**WHAT NEEDS TO BE DONE**
Return every line from the records below with the string "CNPJ".

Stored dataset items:

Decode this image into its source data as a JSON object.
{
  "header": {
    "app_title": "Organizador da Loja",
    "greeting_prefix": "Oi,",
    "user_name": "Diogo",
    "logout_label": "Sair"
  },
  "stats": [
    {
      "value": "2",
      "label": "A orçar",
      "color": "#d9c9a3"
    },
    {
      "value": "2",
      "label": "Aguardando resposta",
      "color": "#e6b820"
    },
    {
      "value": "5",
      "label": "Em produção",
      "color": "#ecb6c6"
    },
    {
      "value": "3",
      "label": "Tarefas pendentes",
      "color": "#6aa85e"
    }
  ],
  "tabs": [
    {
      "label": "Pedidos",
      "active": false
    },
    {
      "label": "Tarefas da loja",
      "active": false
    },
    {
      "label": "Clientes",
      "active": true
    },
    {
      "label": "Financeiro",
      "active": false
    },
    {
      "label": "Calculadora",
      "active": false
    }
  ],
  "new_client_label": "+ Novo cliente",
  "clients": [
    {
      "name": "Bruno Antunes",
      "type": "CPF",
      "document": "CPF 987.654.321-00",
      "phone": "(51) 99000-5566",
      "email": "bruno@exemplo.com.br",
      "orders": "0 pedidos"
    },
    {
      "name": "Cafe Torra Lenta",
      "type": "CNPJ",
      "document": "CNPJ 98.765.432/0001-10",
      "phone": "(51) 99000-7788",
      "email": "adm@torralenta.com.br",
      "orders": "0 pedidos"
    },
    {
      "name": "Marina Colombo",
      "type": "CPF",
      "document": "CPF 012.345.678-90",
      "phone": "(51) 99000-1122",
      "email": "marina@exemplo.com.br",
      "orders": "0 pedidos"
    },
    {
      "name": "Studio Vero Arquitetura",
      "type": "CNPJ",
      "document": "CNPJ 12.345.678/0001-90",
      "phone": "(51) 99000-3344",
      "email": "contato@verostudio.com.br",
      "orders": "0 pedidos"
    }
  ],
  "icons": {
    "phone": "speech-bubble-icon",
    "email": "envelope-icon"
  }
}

**REPLY TO THE EXERCISE**
      "type": "CNPJ",
      "document": "CNPJ 98.765.432/0001-10",
      "type": "CNPJ",
      "document": "CNPJ 12.345.678/0001-90",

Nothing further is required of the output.